AROUND FOUR IN ten employers (39 per cent) expect to increase basic pay in 2013 and nearly six out of ten will freeze pay rates according to a new survey by IBEC.
Just 3 per cent of employers say they plan to reduce pay in the coming year according to the findings.
IBEC said pay levels in Ireland are 16 per cent above the eurozone average and pay expectations needed to reflect the very significant economic challenges the county still faced. The group warned that any increase in employment costs in the Budget would cost jobs and push struggling firms out of business.
Across all respondents the average expected change to basic pay rates in 2013 is projected at +0.62 per cent, with pay increases being linked to improvements in productivity or major change. The results are based on a survey of 370 member companies.
Commenting on the findings of the survey, IBEC Director Brendan McGinty said:

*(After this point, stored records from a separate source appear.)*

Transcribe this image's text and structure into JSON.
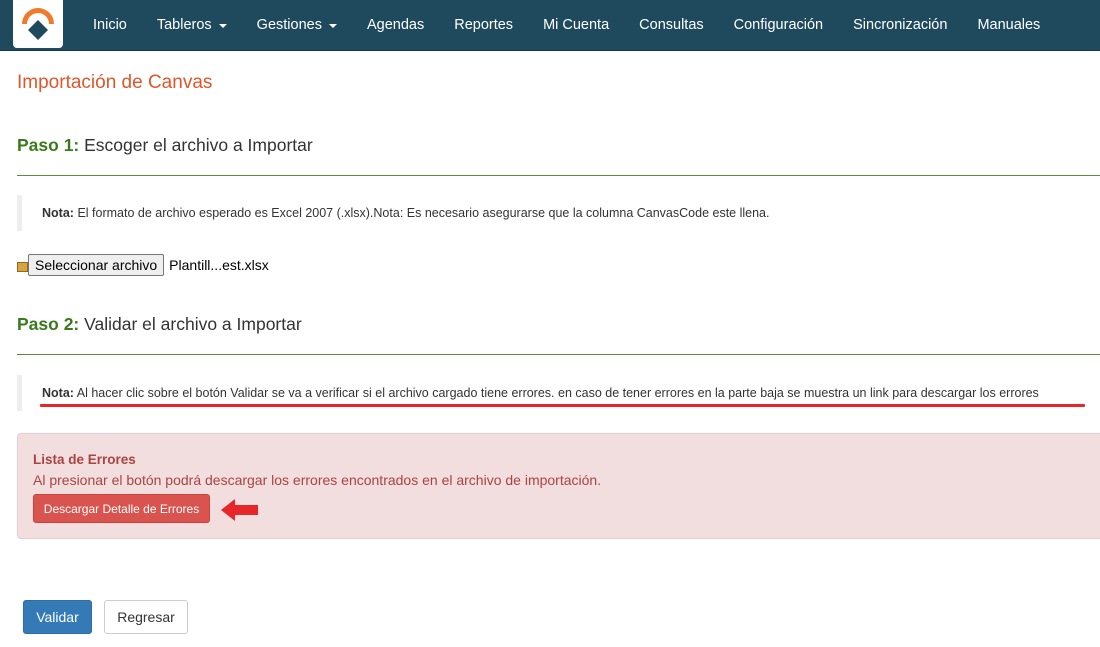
{
  "navbar": {
    "logo": "app-logo",
    "items": [
      {
        "label": "Inicio",
        "dropdown": false
      },
      {
        "label": "Tableros",
        "dropdown": true
      },
      {
        "label": "Gestiones",
        "dropdown": true
      },
      {
        "label": "Agendas",
        "dropdown": false
      },
      {
        "label": "Reportes",
        "dropdown": false
      },
      {
        "label": "Mi Cuenta",
        "dropdown": false
      },
      {
        "label": "Consultas",
        "dropdown": false
      },
      {
        "label": "Configuración",
        "dropdown": false
      },
      {
        "label": "Sincronización",
        "dropdown": false
      },
      {
        "label": "Manuales",
        "dropdown": false
      }
    ]
  },
  "page": {
    "title": "Importación de Canvas"
  },
  "step1": {
    "label": "Paso 1:",
    "text": "Escoger el archivo a Importar",
    "note_label": "Nota:",
    "note_text": "El formato de archivo esperado es Excel 2007 (.xlsx).Nota: Es necesario asegurarse que la columna CanvasCode este llena.",
    "file_button": "Seleccionar archivo",
    "file_name": "Plantill...est.xlsx"
  },
  "step2": {
    "label": "Paso 2:",
    "text": "Validar el archivo a Importar",
    "note_label": "Nota:",
    "note_text": "Al hacer clic sobre el botón Validar se va a verificar si el archivo cargado tiene errores. en caso de tener errores en la parte baja se muestra un link para descargar los errores"
  },
  "errors": {
    "title": "Lista de Errores",
    "description": "Al presionar el botón podrá descargar los errores encontrados en el archivo de importación.",
    "download_button": "Descargar Detalle de Errores"
  },
  "actions": {
    "validate": "Validar",
    "back": "Regresar"
  },
  "colors": {
    "navbar": "#1f4a5e",
    "title": "#e0562b",
    "step_label": "#3a7a1c",
    "rule": "#5b8b3c",
    "error_bg": "#f2dede",
    "error_text": "#a94442",
    "danger": "#d9534f",
    "primary": "#337ab7",
    "annotation": "#e8262a"
  }
}
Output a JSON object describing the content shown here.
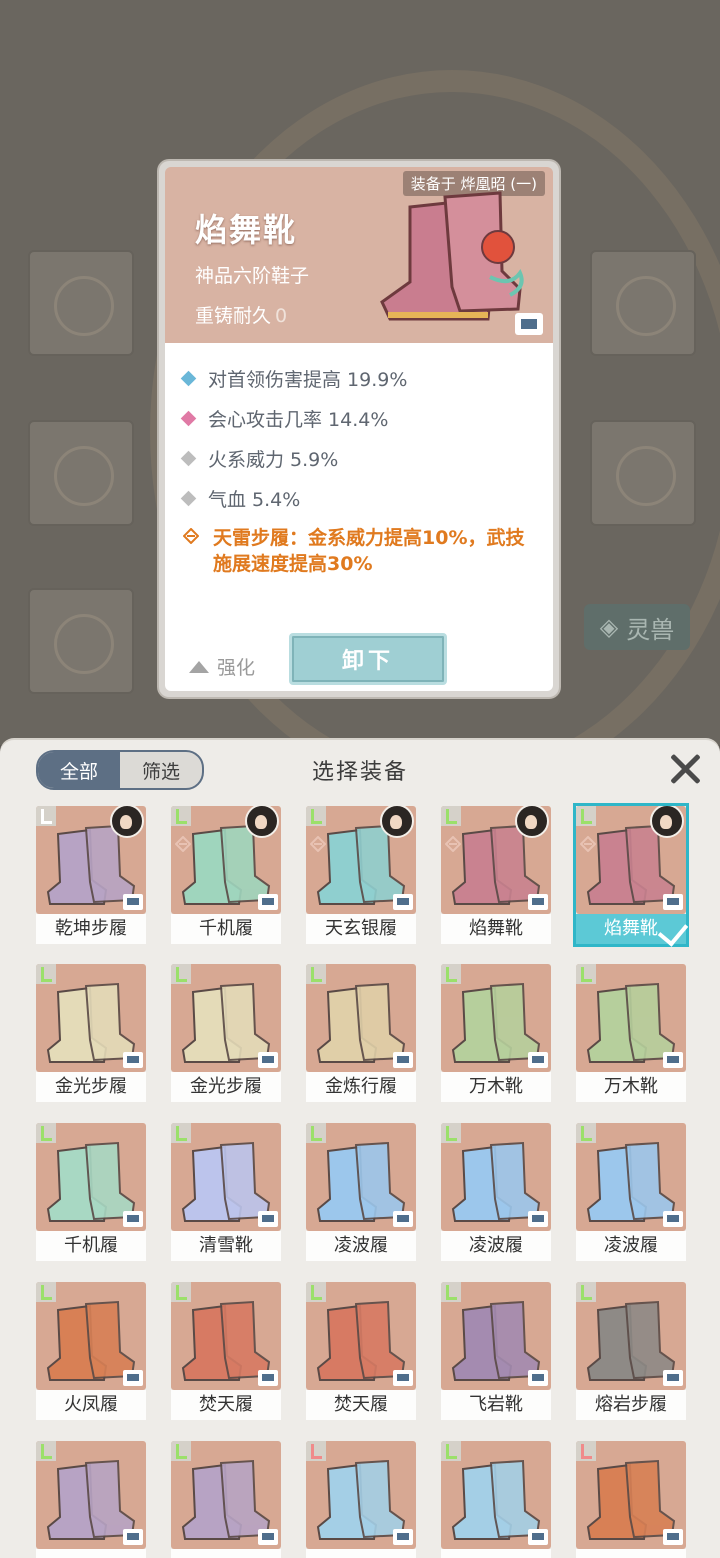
{
  "tooltip": {
    "equipped_label": "装备于 烨凰昭 (一)",
    "item_name": "焰舞靴",
    "item_type": "神品六阶鞋子",
    "durability_label": "重铸耐久",
    "durability_value": "0",
    "stats": [
      {
        "text": "对首领伤害提高 19.9%",
        "color": "#6ab7d8"
      },
      {
        "text": "会心攻击几率 14.4%",
        "color": "#e07aa5"
      },
      {
        "text": "火系威力 5.9%",
        "color": "#bdbdbd"
      },
      {
        "text": "气血 5.4%",
        "color": "#bdbdbd"
      }
    ],
    "special": "天雷步履：金系威力提高10%，武技施展速度提高30%",
    "strengthen_label": "强化",
    "unequip_label": "卸下"
  },
  "background": {
    "pet_button_label": "灵兽"
  },
  "panel": {
    "title": "选择装备",
    "tabs": [
      {
        "label": "全部",
        "active": true
      },
      {
        "label": "筛选",
        "active": false
      }
    ],
    "items": [
      {
        "name": "乾坤步履",
        "color": "#b7a3c4",
        "tag": "white",
        "avatar": true,
        "set": false,
        "selected": false
      },
      {
        "name": "千机履",
        "color": "#9fd5bd",
        "tag": "green",
        "avatar": true,
        "set": true,
        "selected": false
      },
      {
        "name": "天玄银履",
        "color": "#8fcfcf",
        "tag": "green",
        "avatar": true,
        "set": true,
        "selected": false
      },
      {
        "name": "焰舞靴",
        "color": "#c98290",
        "tag": "green",
        "avatar": true,
        "set": true,
        "selected": false
      },
      {
        "name": "焰舞靴",
        "color": "#c98290",
        "tag": "green",
        "avatar": true,
        "set": true,
        "selected": true
      },
      {
        "name": "金光步履",
        "color": "#e4dbb8",
        "tag": "green",
        "avatar": false,
        "set": false,
        "selected": false
      },
      {
        "name": "金光步履",
        "color": "#e4dbb8",
        "tag": "green",
        "avatar": false,
        "set": false,
        "selected": false
      },
      {
        "name": "金炼行履",
        "color": "#e0cfa8",
        "tag": "green",
        "avatar": false,
        "set": false,
        "selected": false
      },
      {
        "name": "万木靴",
        "color": "#b6cf9c",
        "tag": "green",
        "avatar": false,
        "set": false,
        "selected": false
      },
      {
        "name": "万木靴",
        "color": "#b6cf9c",
        "tag": "green",
        "avatar": false,
        "set": false,
        "selected": false
      },
      {
        "name": "千机履",
        "color": "#a8d8c3",
        "tag": "green",
        "avatar": false,
        "set": false,
        "selected": false
      },
      {
        "name": "清雪靴",
        "color": "#bcc4ec",
        "tag": "green",
        "avatar": false,
        "set": false,
        "selected": false
      },
      {
        "name": "凌波履",
        "color": "#9cc7ec",
        "tag": "green",
        "avatar": false,
        "set": false,
        "selected": false
      },
      {
        "name": "凌波履",
        "color": "#9cc7ec",
        "tag": "green",
        "avatar": false,
        "set": false,
        "selected": false
      },
      {
        "name": "凌波履",
        "color": "#9cc7ec",
        "tag": "green",
        "avatar": false,
        "set": false,
        "selected": false
      },
      {
        "name": "火凤履",
        "color": "#d88055",
        "tag": "green",
        "avatar": false,
        "set": false,
        "selected": false
      },
      {
        "name": "焚天履",
        "color": "#d77a63",
        "tag": "green",
        "avatar": false,
        "set": false,
        "selected": false
      },
      {
        "name": "焚天履",
        "color": "#d77a63",
        "tag": "green",
        "avatar": false,
        "set": false,
        "selected": false
      },
      {
        "name": "飞岩靴",
        "color": "#a48bb0",
        "tag": "green",
        "avatar": false,
        "set": false,
        "selected": false
      },
      {
        "name": "熔岩步履",
        "color": "#8e8a86",
        "tag": "green",
        "avatar": false,
        "set": false,
        "selected": false
      },
      {
        "name": "",
        "color": "#b7a3c4",
        "tag": "green",
        "avatar": false,
        "set": false,
        "selected": false
      },
      {
        "name": "",
        "color": "#b7a3c4",
        "tag": "green",
        "avatar": false,
        "set": false,
        "selected": false
      },
      {
        "name": "",
        "color": "#a4cfe6",
        "tag": "red",
        "avatar": false,
        "set": false,
        "selected": false
      },
      {
        "name": "",
        "color": "#a4cfe6",
        "tag": "green",
        "avatar": false,
        "set": false,
        "selected": false
      },
      {
        "name": "",
        "color": "#d88055",
        "tag": "red",
        "avatar": false,
        "set": false,
        "selected": false
      }
    ]
  }
}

Pay expectations need to reflect economic realities. Most employers are still not in a position to award general pay increases and remain focused on regaining competitiveness and getting pay costs back in to line with our competitors. The ability of employers to sustain and create jobs must not be undermined in the pursuit of unrealistic pay claims.
McGinty said the government must now take decisive action to support growth and job creation in the Budget this week.
“Any increase in employment costs will make companies less likely to take on new staff and will push already struggling firms out of business,” he said. “We desperately need to create new jobs; raising tax on work is the last thing we need.”
Statuary sick pay
On the proposal to introduce a statutory sick pay scheme, in a recent IBEC survey companies said that, “in addition to directly impacting the ability of companies to succeed and create jobs, many companies would be forced to change the existing benefits offered to staff”.
Companies with occupational sick schemes said the potential impact of a statutory sick pay scheme would result in:
- 76 per cent of employers revising existing sick pay and benefit entitlements
- 38 per cent reducing the duration of sick pay
- 38 per cent reducing the level of payment to staff
- 24 per cent changing the eligibility criteria for a sick pay scheme
“Putting additional social welfare costs onto employers is simply an extra tax on employment at a time when jobs should be the priority,” McGinty said.
“Such a move would increase labour costs, reduce the capacity for companies to maintain and create jobs and damage hard-won competitiveness gains of recent years.”